Given the recent records with renewables in Scotland, this economic and energy policy isn’t particularly surprising. Electricity generation sourced from renewable energy sources has been on the rise in Scotland in recent years – increasing threefold between 2010 and 2020. That’s a significant rise over a relatively short time period.
While this is a promising increase in renewables, meeting the Scottish Government’s green ambitions – net zero emissions by 2045 – will require more renewable energy to be generated. That’s where projects such as ScotWind come in, luring energy companies to invest in swathes of Scottish seabed, providing that energy while maintaining a strong industry that matches profits with future stability. Of course, having the space available in Scottish waters has been really important in allowing Scotland to champion wind – let’s take a look at the sites themselves.
Where will these turbines be placed?
The CES had put forward 15 sites across Scottish waters. Of those sites, 14 have been fully or partially used, with 17 separate projects all in all. The areas with successful project bids range from two large clusters off Moray and Aberdeenshire stretching north to (and sandwiching) Orkney, to north of Lewis and one situated north-west of Islay. The image below, published by Crown Estates Scotland, shows just how large and widespread those sites are.
How seriously did companies take the bid?
Very. The bid surpassed even optimistic expectations, with a grand total of almost £700m going into the public purse. The highest option fee was by Shell, a cool offer of £86m for an area with an expected capacity of 2GW. The very fact that a company known the world over as an oil giant is willing to sink so much capital into this renewables auction is indicative of the intent of large energy companies to get their slice of the renewables pie. The other bidders include Falck Renewables, SSE Renewables and Scottish Power Renewables.
Okay you’ve told me about the money, but what is the scale of ScotWind?
Well, currently Scotland has some 1.9GW of energy generation from offshore wind, with another 8.4GW being constructed or developed.

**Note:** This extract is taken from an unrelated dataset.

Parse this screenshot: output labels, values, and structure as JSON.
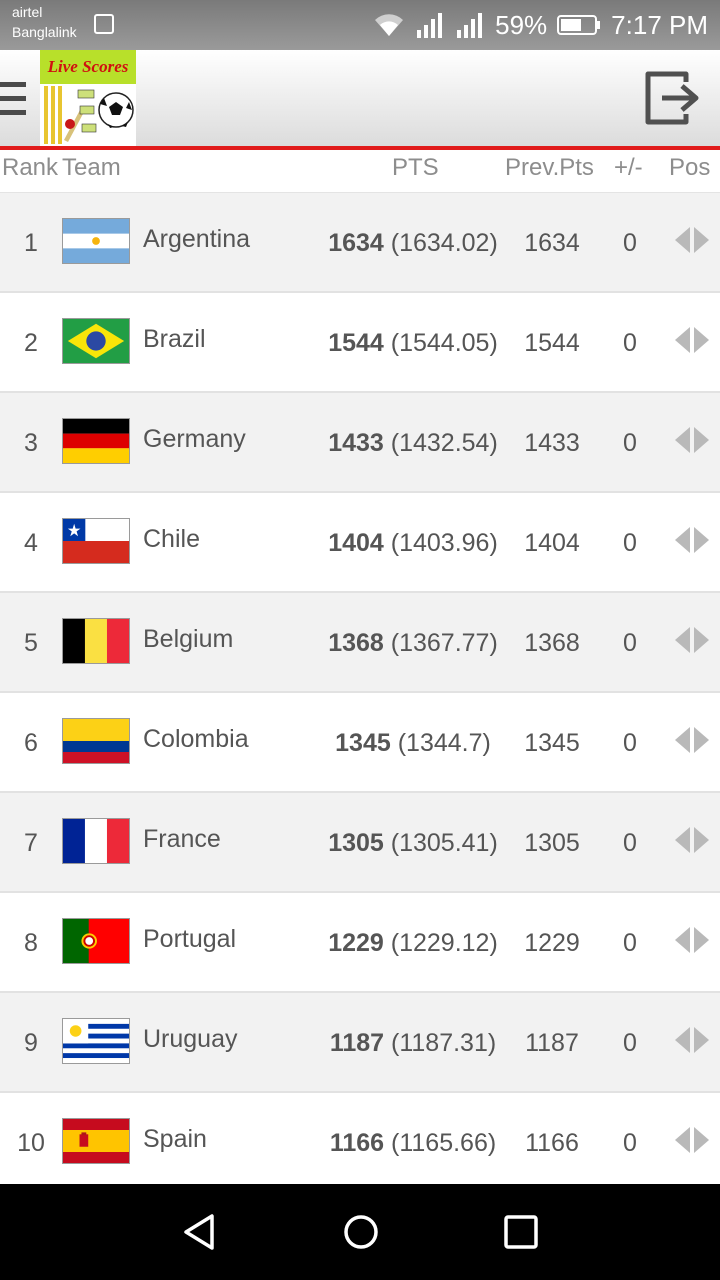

This auction sold enough space to construct some 1,000 turbines, harnessing enough wind to generate an estimated 25GW of energy – that’s a huge leap forward for the Scottish wind sector! Better yet, that number may well increase if technology advances and efficiency improves.

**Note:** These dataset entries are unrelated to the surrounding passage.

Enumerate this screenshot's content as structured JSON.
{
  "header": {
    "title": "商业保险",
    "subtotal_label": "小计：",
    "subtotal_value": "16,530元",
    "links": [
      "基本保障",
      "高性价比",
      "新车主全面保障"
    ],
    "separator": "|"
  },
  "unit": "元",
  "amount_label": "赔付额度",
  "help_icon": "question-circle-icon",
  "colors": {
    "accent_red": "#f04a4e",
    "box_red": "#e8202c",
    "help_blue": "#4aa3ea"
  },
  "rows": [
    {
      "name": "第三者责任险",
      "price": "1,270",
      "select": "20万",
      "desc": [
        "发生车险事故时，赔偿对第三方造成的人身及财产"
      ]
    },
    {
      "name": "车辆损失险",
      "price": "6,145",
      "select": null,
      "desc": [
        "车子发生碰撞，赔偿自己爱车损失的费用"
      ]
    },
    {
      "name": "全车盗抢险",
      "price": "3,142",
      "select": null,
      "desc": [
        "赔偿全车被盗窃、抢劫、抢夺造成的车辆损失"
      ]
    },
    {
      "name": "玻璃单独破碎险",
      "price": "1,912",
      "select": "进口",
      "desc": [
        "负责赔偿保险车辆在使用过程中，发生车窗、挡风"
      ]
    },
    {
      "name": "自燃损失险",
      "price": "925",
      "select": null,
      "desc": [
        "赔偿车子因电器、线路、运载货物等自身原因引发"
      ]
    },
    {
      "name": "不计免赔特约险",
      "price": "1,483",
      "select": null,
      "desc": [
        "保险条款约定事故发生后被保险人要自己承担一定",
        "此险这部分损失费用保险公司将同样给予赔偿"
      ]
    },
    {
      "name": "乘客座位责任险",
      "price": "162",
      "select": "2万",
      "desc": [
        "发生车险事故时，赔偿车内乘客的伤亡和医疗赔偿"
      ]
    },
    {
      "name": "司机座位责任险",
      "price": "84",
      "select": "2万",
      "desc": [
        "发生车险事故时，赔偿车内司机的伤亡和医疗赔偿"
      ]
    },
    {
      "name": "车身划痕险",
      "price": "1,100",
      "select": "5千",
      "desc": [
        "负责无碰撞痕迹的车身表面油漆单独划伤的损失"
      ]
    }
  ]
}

The Big Push for Wind
It’s pretty clear that Scotland’s wind sector will be growing in the coming years. The Scottish Government are aiming for Net Zero, are inviting industry in, and are hoping to export wind-fuelled electricity in the future. As a bonus, the Scottish Government have expressed optimism about job creation in the wind industry for Scots.
If you want to work with wind turbines, you’ll need GWO training from an approved provider. At NRS Training Services, we offer both GWO Basic Safety Training and GWO Basic Technical Training in the central belt of Scotland. We also now offer both GWO First Aid and GWO Fire Awareness as on-site training across the UK for larger groups. Book via our website or enquire by emailing us at email@example.com.